Event director of The Renewables Event, Jamie Cook, said: “With the Renewables Obligation (RO) banding now set out for 2013-17, the UK’s commitment to specific renewable energy sources is now assured removing some of the uncertainty that held back investment.”

Those more critical of the announcement included the Renewable Energy Association (REA), Solar Trade Association (STA) and the National Farmers Union (NFU).

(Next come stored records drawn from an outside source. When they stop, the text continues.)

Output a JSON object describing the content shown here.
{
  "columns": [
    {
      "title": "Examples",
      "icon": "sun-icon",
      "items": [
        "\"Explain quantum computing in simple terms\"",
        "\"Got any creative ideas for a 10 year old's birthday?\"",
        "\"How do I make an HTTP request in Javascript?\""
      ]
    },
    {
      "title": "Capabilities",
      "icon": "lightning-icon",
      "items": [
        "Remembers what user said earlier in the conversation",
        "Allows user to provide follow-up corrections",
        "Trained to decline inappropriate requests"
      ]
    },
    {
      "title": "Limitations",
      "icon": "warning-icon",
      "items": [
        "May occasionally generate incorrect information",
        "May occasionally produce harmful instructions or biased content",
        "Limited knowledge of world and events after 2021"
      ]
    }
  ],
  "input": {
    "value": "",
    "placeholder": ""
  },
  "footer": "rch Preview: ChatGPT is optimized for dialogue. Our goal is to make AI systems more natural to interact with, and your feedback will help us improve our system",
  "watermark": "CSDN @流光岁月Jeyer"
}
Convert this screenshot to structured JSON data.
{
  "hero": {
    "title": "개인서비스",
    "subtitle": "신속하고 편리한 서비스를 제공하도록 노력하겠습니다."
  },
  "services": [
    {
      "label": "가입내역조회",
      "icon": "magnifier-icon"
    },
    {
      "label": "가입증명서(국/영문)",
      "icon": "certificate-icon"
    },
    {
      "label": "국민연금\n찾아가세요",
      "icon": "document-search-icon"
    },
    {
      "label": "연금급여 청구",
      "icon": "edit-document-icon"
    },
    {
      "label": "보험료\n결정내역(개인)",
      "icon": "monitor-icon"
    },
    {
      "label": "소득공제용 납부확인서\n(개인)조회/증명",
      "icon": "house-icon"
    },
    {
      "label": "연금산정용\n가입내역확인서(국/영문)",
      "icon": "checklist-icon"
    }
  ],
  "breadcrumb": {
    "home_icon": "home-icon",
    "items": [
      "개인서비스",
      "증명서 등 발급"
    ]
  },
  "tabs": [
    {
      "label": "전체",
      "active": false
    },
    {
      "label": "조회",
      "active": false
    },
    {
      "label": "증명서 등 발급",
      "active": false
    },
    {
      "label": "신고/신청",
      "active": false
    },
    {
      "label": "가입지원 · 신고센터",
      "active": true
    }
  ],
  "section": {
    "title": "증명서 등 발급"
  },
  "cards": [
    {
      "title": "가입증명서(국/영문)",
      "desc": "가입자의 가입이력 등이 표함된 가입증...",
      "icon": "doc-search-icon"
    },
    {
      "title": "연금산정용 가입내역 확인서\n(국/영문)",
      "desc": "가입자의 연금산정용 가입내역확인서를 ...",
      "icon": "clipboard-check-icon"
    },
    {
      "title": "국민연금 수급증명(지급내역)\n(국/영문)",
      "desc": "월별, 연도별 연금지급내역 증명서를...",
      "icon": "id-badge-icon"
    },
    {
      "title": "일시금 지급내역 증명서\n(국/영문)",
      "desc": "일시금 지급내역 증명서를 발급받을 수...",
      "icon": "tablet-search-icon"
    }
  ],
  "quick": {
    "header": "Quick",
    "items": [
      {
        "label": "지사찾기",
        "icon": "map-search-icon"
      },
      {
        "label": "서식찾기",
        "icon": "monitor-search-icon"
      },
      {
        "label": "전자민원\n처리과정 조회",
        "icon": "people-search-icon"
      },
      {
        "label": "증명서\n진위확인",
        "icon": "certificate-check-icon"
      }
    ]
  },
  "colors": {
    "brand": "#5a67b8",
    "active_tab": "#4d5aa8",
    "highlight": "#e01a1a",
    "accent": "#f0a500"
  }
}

STA chief executive, Paul Barwell, said: “We understand that the RO is an inflexible mechanism for a technology as dynamic as solar, but proposing to exclude solar altogether sub 5MW from the RO is not the solution.  Unless the FIT budget cap is greatly increased, this will mean unfairly constraining a cost-effective technology. This is not in the interests of public value for money so it is a potentially self-defeating proposal. The announcement today of changes to support levels from April 2013 will delay the implementation of solar projects under the RO.” 

Jonathan Scurlock, NFU’s renewable energy adviser, said: “Today’s announcement undermines the modest increase in ambition achieved for Anaerobic Digestion (AD) under the FIT proposals last week. There just isn’t enough expected here of the multiple environmental benefits of AD and clearly an insufficient budget. Death by reviews is not going to deliver the ‘huge’ increase in energy from AD the coalition agreement promised. There are fundamental problems with the approach to important mid-sized investors like farmers which DECC now needs to address.”

Dr Ryan Law, chair of the REA deep geothermal group, said: “We are shocked by this announcement. We should be at the forefront of this industry, given the strength of British engineering skills. If the UK wants to seize a share of the booming global market for geothermal development we must prove our competence at home. The message today’s announcement sends to the outside world is that the UK is closed for geothermal business.”

David Collins, REA head of biogas,added: “Today we have learned that government will consult on proposals to remove support for AD (and other FIT technologies) under the RO for projects under 5MW. It is rarely practical to build AD above 5MW – only one of the 33 plants supported under the RO today is over 5MW – so this would effectively represent a total withdrawal of support for AD under the RO.”